One of the most difficult things for Matthew was the soldiers who went blind because of the lack of vitamins. The American doctors had no idea if they would regain their vision when their diets improved. He recalled that on Navy chaplain spent his days reading to these POWs. Matthew held this chaplain with high regard.
When the Japanese got ready to ship the prisoners to Japan, a Japanese doctor determined that Matthew was too ill to be sent to Japan and that he would not last much longer. He was admitted to the hospital ward with dengue fever and was not discharged until November 11, 1944. As it turned out, this medical decision would save Matthew's life. The ship that Matthew would have been on was the Arisan Maru. On October 24th, the ship was torpedoed by an American submarine resulting in the deaths of 1803 POWs.
Matthew would remain in Bilibid until he was liberated by American troops in February 1945. Before the Japanese abandoned the prison, the commanding officer warned the POWs not to leave the prison. Early in the morning, the wood that was covering one of the windows was smashed in. The the prisoners saw men in strange uniforms. They thought these soldiers were Germans. It was only when they spoke that the men realized that these were American soldiers.
Matthew was one the first members of Company B to be freed from a Japanese POW camp. When he was liberated, he was carried from the prison on a stretcher. During his time as a POW he had beriberi and malaria. He recalled that after American troops had entered the prison, "There wasn't a dry eye in the house."
After liberation, Matthew was sent to Australia to recuperate. It was on May 22, 1945, that he was promoted to 1st Lieutenant. He was next sent to a Veterans' Hospital in California where he had the chance to call home. He kept asking his mother to speak to his dad. His mother, not wanting tell him that his dad had died from a heart attack on April 6, 1942, kept changing the subject. She finally told him his dad was dead. To her surprise, Matt told her that he had had men die in his arms and at his feet. He was now able to take almost anything.

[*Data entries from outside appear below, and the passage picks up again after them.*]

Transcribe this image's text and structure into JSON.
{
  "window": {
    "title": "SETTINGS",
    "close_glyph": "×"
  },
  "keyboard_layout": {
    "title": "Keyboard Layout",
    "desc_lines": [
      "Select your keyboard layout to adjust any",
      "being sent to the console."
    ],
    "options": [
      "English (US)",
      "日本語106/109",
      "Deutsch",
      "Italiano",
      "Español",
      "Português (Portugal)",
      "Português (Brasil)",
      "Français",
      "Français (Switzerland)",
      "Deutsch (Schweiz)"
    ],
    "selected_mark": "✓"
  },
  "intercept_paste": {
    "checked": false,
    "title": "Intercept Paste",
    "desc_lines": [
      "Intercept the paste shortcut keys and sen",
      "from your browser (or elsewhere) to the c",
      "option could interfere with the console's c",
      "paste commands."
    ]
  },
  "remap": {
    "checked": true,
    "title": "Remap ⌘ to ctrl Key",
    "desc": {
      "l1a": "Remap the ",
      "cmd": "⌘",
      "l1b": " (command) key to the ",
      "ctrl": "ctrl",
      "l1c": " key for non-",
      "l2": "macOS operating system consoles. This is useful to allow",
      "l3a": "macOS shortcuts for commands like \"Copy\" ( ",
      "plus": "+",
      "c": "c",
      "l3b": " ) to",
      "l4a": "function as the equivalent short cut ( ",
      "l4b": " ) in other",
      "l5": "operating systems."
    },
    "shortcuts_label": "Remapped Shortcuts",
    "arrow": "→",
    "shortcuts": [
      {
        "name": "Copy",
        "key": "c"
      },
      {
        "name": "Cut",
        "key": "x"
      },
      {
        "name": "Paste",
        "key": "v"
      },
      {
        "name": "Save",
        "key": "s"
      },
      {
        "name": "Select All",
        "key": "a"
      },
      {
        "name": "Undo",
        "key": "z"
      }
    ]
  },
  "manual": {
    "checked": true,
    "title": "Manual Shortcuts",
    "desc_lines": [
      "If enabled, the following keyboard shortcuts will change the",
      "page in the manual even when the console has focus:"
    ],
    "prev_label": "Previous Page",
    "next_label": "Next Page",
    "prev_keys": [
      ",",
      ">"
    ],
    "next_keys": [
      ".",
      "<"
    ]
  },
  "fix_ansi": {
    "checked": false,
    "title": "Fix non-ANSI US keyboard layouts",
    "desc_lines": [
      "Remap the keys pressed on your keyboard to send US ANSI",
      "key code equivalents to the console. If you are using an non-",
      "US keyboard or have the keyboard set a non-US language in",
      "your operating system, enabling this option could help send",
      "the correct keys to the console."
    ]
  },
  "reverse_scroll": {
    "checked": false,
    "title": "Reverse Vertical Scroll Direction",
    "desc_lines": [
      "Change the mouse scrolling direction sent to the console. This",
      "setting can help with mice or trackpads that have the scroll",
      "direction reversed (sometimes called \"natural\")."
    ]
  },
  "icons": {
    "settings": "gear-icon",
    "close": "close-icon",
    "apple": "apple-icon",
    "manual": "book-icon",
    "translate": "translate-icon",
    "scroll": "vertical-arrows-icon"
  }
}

After returning to the U.S., Matthew asked to be sent back to the Philippines to fight the Japanese. He said, "We did a lot of catching. Now, I want to do some throwing."
Matthew remained in the army and rose in rank to Captain. He served in the Korean War and retired from the military in 1960. Matthew married, raised a family, and spent the rest of his life in Hillside, Illinois.
Matthew S. MacDowell passed away on December 31, 1985, in Hillside, Illinois. He was buried at Mount Emblem Cemetery in Elmhurst, Illinois.